Directions for this task: From the records below, copy out each line that has the word "time".

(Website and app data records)
---

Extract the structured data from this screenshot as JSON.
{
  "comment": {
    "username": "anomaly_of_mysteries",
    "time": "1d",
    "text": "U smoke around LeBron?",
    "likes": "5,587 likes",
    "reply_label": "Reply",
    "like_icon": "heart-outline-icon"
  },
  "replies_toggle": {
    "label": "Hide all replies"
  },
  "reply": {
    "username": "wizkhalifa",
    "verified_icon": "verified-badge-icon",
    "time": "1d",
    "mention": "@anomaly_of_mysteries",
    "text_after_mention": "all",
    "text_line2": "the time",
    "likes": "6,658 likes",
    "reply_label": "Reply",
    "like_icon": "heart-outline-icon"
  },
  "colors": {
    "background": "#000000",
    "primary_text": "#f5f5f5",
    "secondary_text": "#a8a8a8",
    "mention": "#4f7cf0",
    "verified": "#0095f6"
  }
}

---

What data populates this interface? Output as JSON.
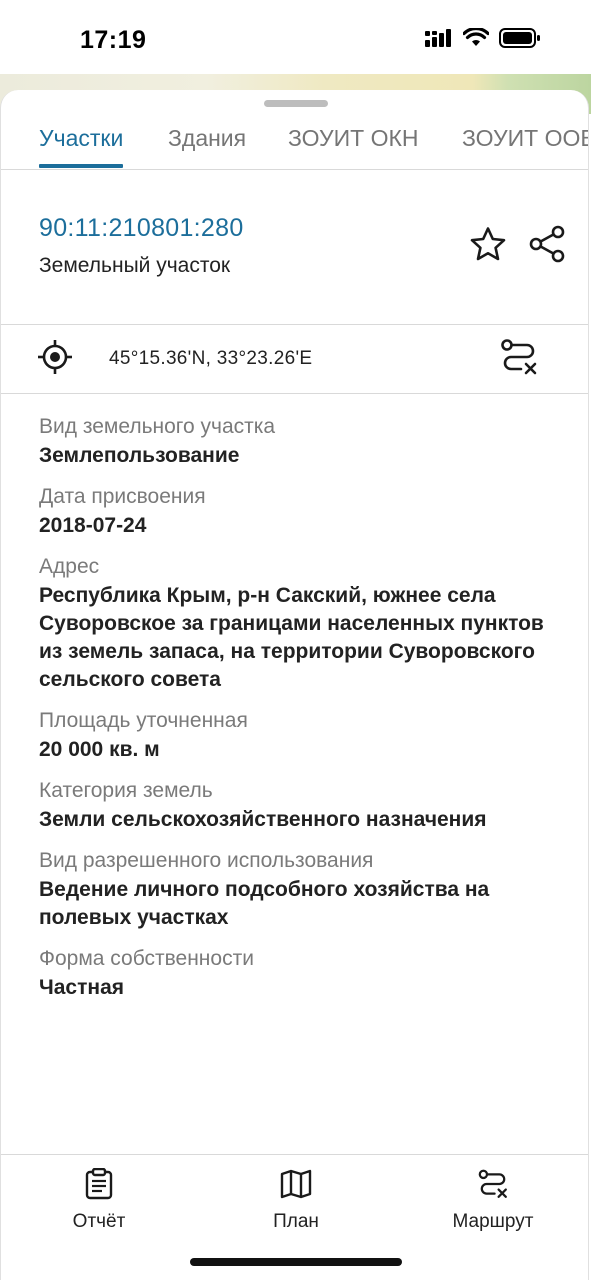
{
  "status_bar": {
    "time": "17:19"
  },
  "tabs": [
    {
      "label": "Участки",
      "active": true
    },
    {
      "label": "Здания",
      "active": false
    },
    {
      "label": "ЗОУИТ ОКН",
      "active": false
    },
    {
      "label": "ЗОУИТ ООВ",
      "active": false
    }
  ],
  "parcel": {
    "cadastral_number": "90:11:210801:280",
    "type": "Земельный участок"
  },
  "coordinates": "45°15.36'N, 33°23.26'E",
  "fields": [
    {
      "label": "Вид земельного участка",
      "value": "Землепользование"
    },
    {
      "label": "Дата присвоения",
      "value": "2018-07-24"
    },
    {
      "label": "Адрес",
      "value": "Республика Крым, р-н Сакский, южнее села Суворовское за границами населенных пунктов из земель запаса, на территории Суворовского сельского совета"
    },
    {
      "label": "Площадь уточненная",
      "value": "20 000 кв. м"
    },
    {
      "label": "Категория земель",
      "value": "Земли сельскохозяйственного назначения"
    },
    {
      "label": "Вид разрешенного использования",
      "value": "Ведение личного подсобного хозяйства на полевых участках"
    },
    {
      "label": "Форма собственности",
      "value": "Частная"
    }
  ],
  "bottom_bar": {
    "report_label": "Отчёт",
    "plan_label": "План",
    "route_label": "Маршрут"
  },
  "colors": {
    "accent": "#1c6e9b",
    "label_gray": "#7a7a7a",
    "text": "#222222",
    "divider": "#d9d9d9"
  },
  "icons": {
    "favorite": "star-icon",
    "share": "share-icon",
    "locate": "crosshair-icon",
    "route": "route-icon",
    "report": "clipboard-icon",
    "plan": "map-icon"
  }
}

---

Result for this exercise:
    "time": "1d",
    "time": "1d",
    "text_line2": "the time",
    "time": "17:19"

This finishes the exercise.